Surge Fizzles on Day After
Oct. 03, 1990
TOKYO (AP) _ After a spectacular one-day jump that breathed life into Tokyo's bearish stock market, share prices fell back slightly Wednesday and some analysts said prices had yet to reach bottom.
The 225-issue Nikkei Stock Average fell 49.02 points, or 0.21 percent, ending the day at 22,849.39 in moderate trading.
The relatively tame performance came one day after share prices rocketed a record 13.24 percent, triggered by a Finance Ministry announcement of measures aimed at encouraging buying and reducing market volatility.
Despite that initial burst, several analysts predicted the world's largest stock market, which fell 46.1 percent in the first nine months of the year, is not yet ready for a sustained recovery.
The surge in prices Tuesday ''will not set a new trend,'' said Masahiro Umemori, an analyst with Nomura Securities. ''I think the market has not hit bottom. It's going to fall some more.''
Kazu Nomura, a trader with New Japan Securities Co., also predicted prices will fall. ''The market's environment is so bad and pessimistic. Investors have no buying incentive.''
Analysts noted some of the reasons behind the market's slide the past two months, including nervousness about the Middle East, had yet to disappear and would cause continued volatility.
But Robert Zielinski, banking analyst with Jardine Fleming Securities Ltd., said he expected share prices would move up, based on the Nikkei index's short-lived dip underneath 20,000 on Monday.
''When it went below the 20,000 level, we felt pain for the first time,'' particularly among some smaller insurance companies, Zielinski said. ''We've clearly hit some bottom. There are some signs that maybe the worst is behind us.''
Despite the market's losses of $2.1 trillion through September, there has been little apparent damage to the economy beyond concerns of a capital shortage among banks as the value of their stock portfolios dwindles.
''We would not expect severe consequences'' on the economy because of the market decline, said Kermit L. Schoenholtz of Salomon Bros. Asia Ltd.
He said the Japanese economy remains ''remarkably healthy,'' largely because of improved corporate balance sheets, the healthier fiscal condition of the government and high levels of business investment.
Paul A. Summerville, senior economist with Jardine Fleming, also described the underlying fundamentals of the economy as ''very strong'' and said Japan is well placed to remain competitive globally.
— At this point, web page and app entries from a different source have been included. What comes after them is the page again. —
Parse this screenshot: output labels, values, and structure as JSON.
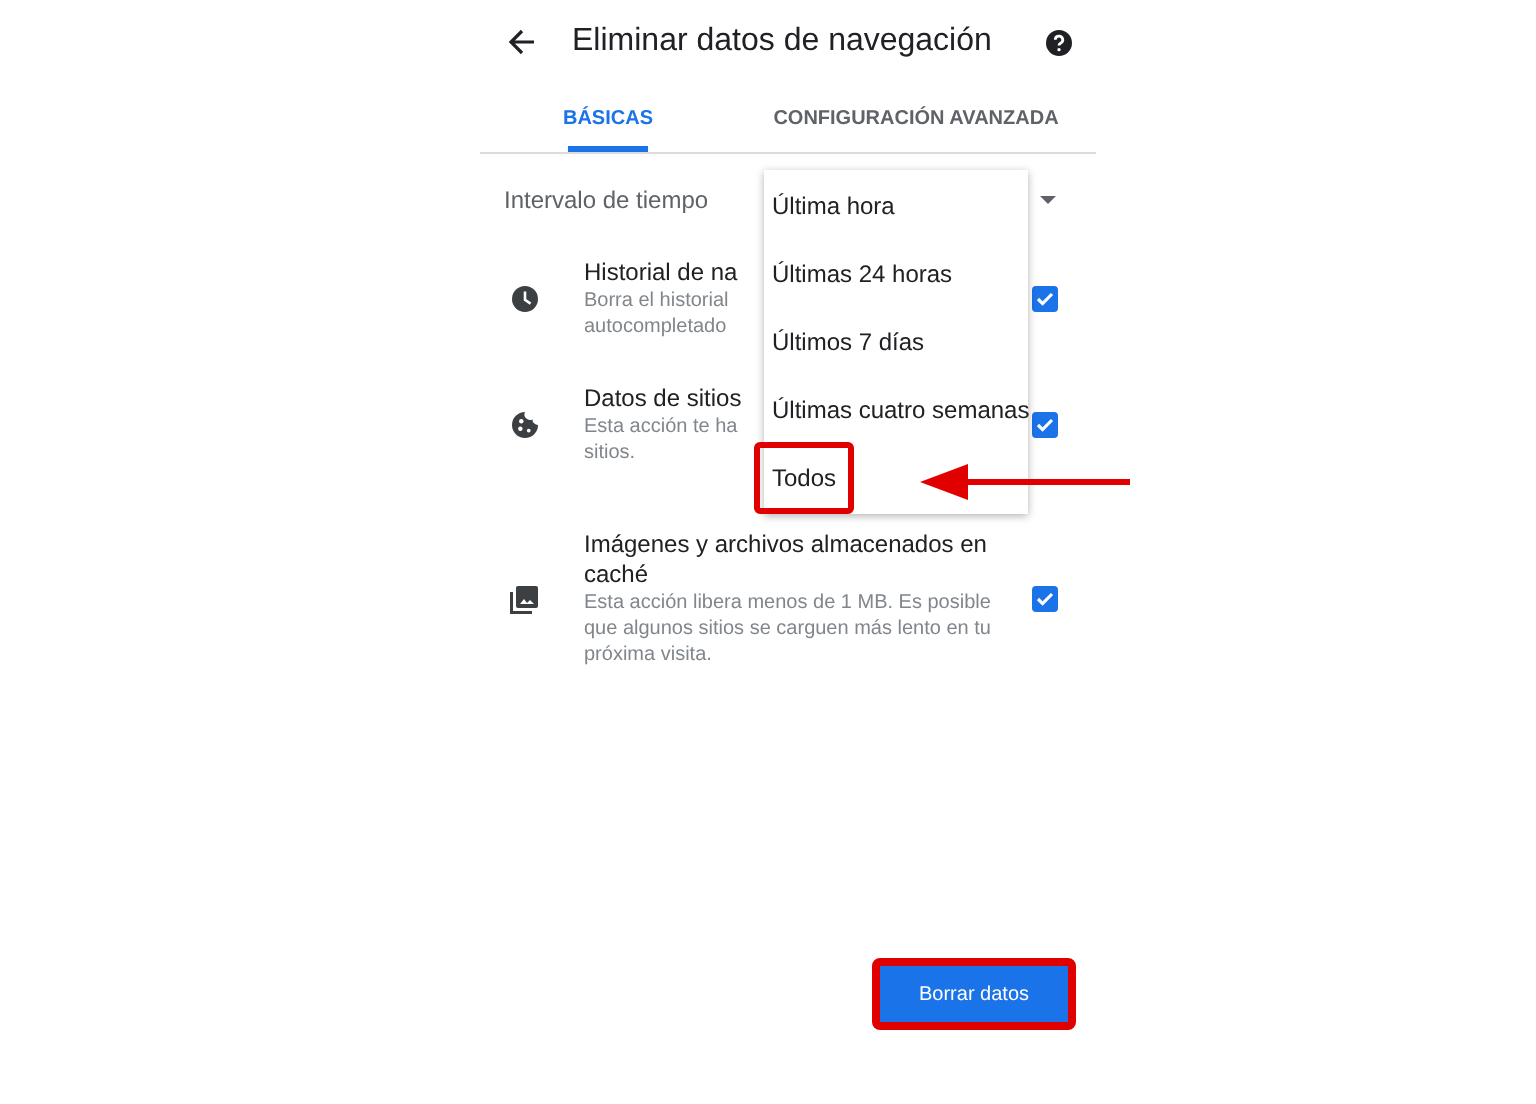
{
  "header": {
    "title": "Eliminar datos de navegación"
  },
  "tabs": [
    {
      "label": "BÁSICAS",
      "selected": true
    },
    {
      "label": "CONFIGURACIÓN AVANZADA",
      "selected": false
    }
  ],
  "interval": {
    "label": "Intervalo de tiempo"
  },
  "items": [
    {
      "kind": "clock",
      "title": "Historial de na",
      "lines": [
        "Borra el historial",
        "autocompletado"
      ],
      "checked": true
    },
    {
      "kind": "cookie",
      "title": "Datos de sitios",
      "lines": [
        "Esta acción te ha",
        "sitios."
      ],
      "checked": true
    },
    {
      "kind": "image",
      "title": "Imágenes y archivos almacenados en caché",
      "lines": [
        "Esta acción libera menos de 1 MB. Es posible que algunos sitios se carguen más lento en tu próxima visita."
      ],
      "checked": true
    }
  ],
  "dropdown": {
    "options": [
      {
        "label": "Última hora",
        "highlighted": false
      },
      {
        "label": "Últimas 24 horas",
        "highlighted": false
      },
      {
        "label": "Últimos 7 días",
        "highlighted": false
      },
      {
        "label": "Últimas cuatro semanas",
        "highlighted": false
      },
      {
        "label": "Todos",
        "highlighted": true
      }
    ]
  },
  "button": {
    "label": "Borrar datos",
    "highlighted": true
  }
}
''Everything the world needs to become more competitive Japan sells,'' he said.
Indeed, an economic forecast released by the Research Institute on the National Economy, a privately financed think tank, suggests that the stock market decline could benefit the Japanese economy.
''Losing a bubble is rather a plus to the Japanese economy in the long run,'' it said. ''A series of stock market plunges paved the way for growth with balance between actual economy and financial markets.''
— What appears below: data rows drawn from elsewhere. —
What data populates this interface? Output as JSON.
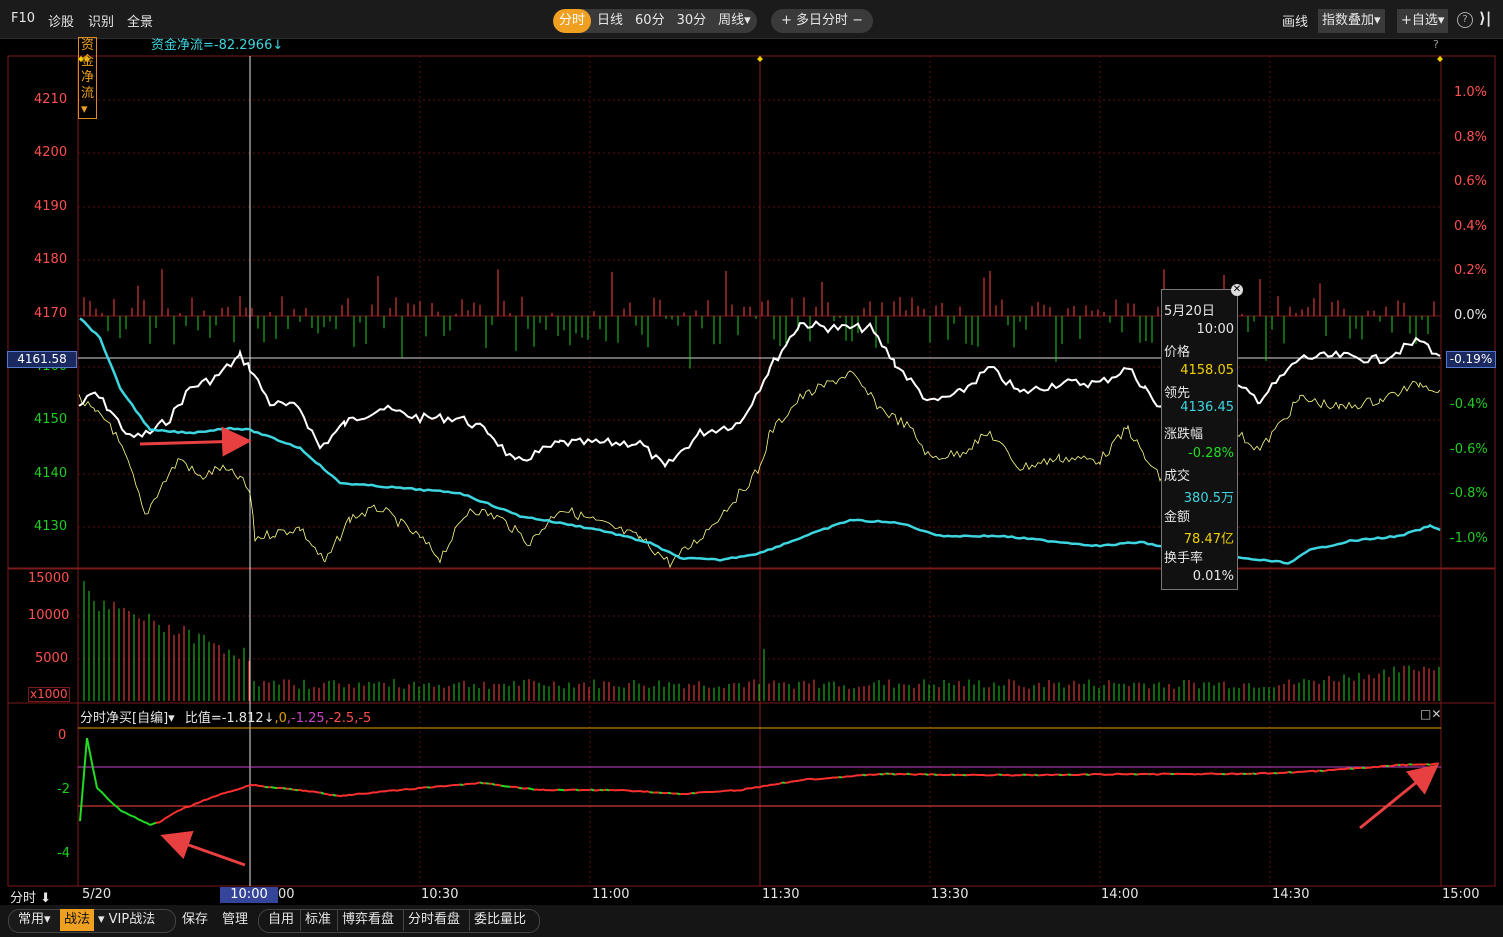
{
  "topbar": {
    "left_items": [
      "F10",
      "诊股",
      "识别",
      "全景"
    ],
    "tabs": [
      "分时",
      "日线",
      "60分",
      "30分",
      "周线▾"
    ],
    "active_tab": "分时",
    "multi_day": "+ 多日分时 −",
    "draw_line": "画线",
    "index_overlay": "指数叠加▾",
    "watchlist": "+自选▾",
    "help": "?",
    "collapse": "⟩|"
  },
  "legend": {
    "indicator": "资金净流▾",
    "value": "资金净流=-82.2966↓",
    "help": "?"
  },
  "price_axis": {
    "ticks": [
      "4210",
      "4200",
      "4190",
      "4180",
      "4170",
      "4160",
      "4150",
      "4140",
      "4130"
    ],
    "current": "4161.58",
    "pct_ticks": [
      "1.0%",
      "0.8%",
      "0.6%",
      "0.4%",
      "0.2%",
      "0.0%",
      "-0.19%",
      "-0.4%",
      "-0.6%",
      "-0.8%",
      "-1.0%"
    ]
  },
  "volume_axis": {
    "ticks": [
      "15000",
      "10000",
      "5000",
      "x1000"
    ]
  },
  "tooltip": {
    "date": "5月20日",
    "time": "10:00",
    "rows": [
      {
        "label": "价格",
        "value": "4158.05",
        "color": "#f0d000"
      },
      {
        "label": "领先",
        "value": "4136.45",
        "color": "#3dd6e0"
      },
      {
        "label": "涨跌幅",
        "value": "-0.28%",
        "color": "#22dd22"
      },
      {
        "label": "成交",
        "value": "380.5万",
        "color": "#3dd6e0"
      },
      {
        "label": "金额",
        "value": "78.47亿",
        "color": "#f0d000"
      },
      {
        "label": "换手率",
        "value": "0.01%",
        "color": "#e6e6e6"
      }
    ]
  },
  "indicator2": {
    "name": "分时净买[自编]▾",
    "ratio": "比值=-1.812↓",
    "p0": ",0",
    "p1": ",-1.25",
    "p2": ",-2.5",
    "p3": ",-5",
    "ticks": [
      "0",
      "-2",
      "-4"
    ],
    "window_icons": "□✕"
  },
  "time_axis": {
    "mode": "分时 ⬇",
    "date": "5/20",
    "crosshair": "10:00",
    "cut": "00",
    "labels": [
      "10:30",
      "11:00",
      "11:30",
      "13:30",
      "14:00",
      "14:30",
      "15:00"
    ]
  },
  "bottombar": {
    "common": "常用▾",
    "tactics": "战法",
    "vip": "▾ VIP战法",
    "save": "保存",
    "manage": "管理",
    "tabs": [
      "自用",
      "标准",
      "博弈看盘",
      "分时看盘",
      "委比量比"
    ]
  },
  "colors": {
    "price_line": "#ffffff",
    "lead_line": "#ffff88",
    "avg_line": "#3dd6e0",
    "up": "#ff4444",
    "down": "#22cc22",
    "grid": "#6a1010",
    "arrow": "#e84040",
    "highlight": "#f0a020"
  }
}
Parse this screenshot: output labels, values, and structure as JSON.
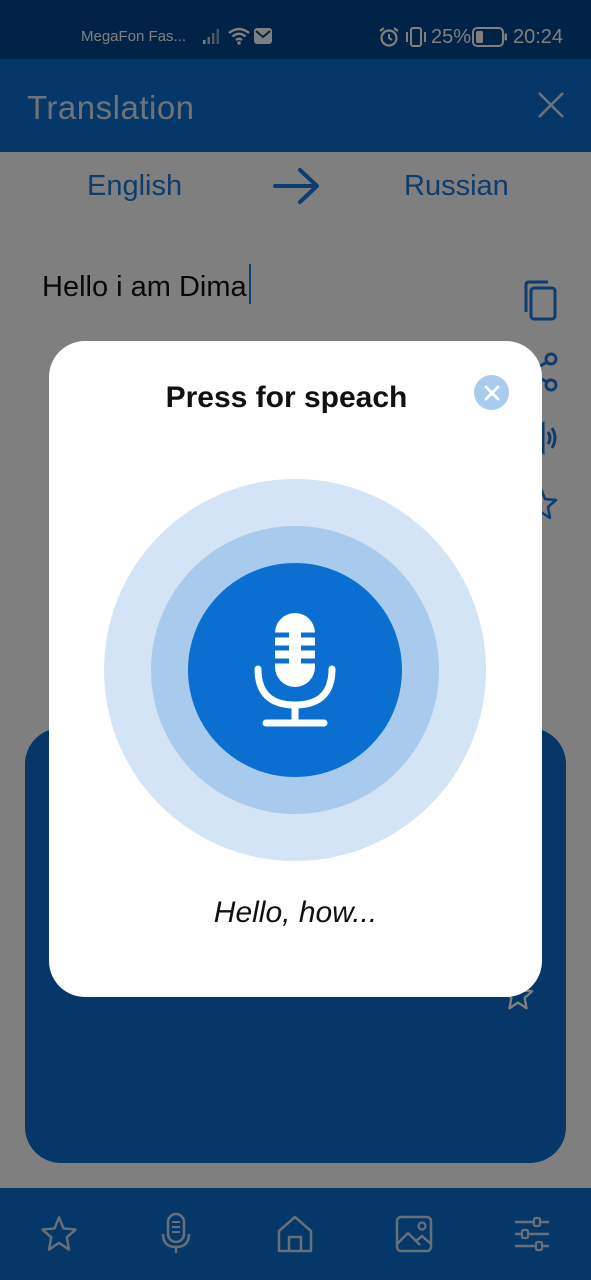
{
  "status_bar": {
    "carrier": "MegaFon Fas...",
    "battery_percent": "25%",
    "time": "20:24"
  },
  "app_bar": {
    "title": "Translation"
  },
  "languages": {
    "source": "English",
    "target": "Russian"
  },
  "input": {
    "text": "Hello i am Dima"
  },
  "dialog": {
    "title": "Press for speach",
    "recognized_text": "Hello, how..."
  },
  "colors": {
    "primary": "#0a6fd0",
    "status_bar": "#00478f",
    "ring_outer": "#d2e4f5",
    "ring_inner": "#a8caec",
    "close_badge": "#a9ccee"
  },
  "icons": {
    "app_close": "close-icon",
    "swap": "arrow-right-icon",
    "copy": "copy-icon",
    "share": "share-icon",
    "speak": "speaker-icon",
    "favorite": "star-icon",
    "mic": "microphone-icon",
    "nav": [
      "star-icon",
      "microphone-icon",
      "home-icon",
      "image-icon",
      "sliders-icon"
    ]
  }
}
The report said many Japanese corporations have strengthened their financial positions during the country's lengthy economic boom and will be able to weather the stock slump.
Summerville said the decline in stock prices reflected a realization among Japanese that the government is nudging up interest rates, which makes stock investments worth less.
''What the market is doing is finding a base, a core solid base to grow from in this new period of restrictive monetary policy,'' he said, adding that such a level might be between 15,000 and 20,000.
Meanwhile, the dollar closed at 136.65 yen, down 0.08 yen from Tuesday's close of 136.73 yen. It opened at 136.33 yen and ranged between 136.21 yen and 136.70 yen.
Dealers said falling oil prices triggered the dollar's slip against the yen earlier Wednesday.
They said investors avoided major moves ahead of testimony by U.S. Federal Reserve Chairman Alan Greenspan, who spoke after the Japanese markets closed.
Greenspan said he supported President Bush's plan to cut the federal deficit, which suggested the central banker might push U.S. interest rates lower. That could benefit the U.S. stock market and cause Japanese investors to move more money into the United States.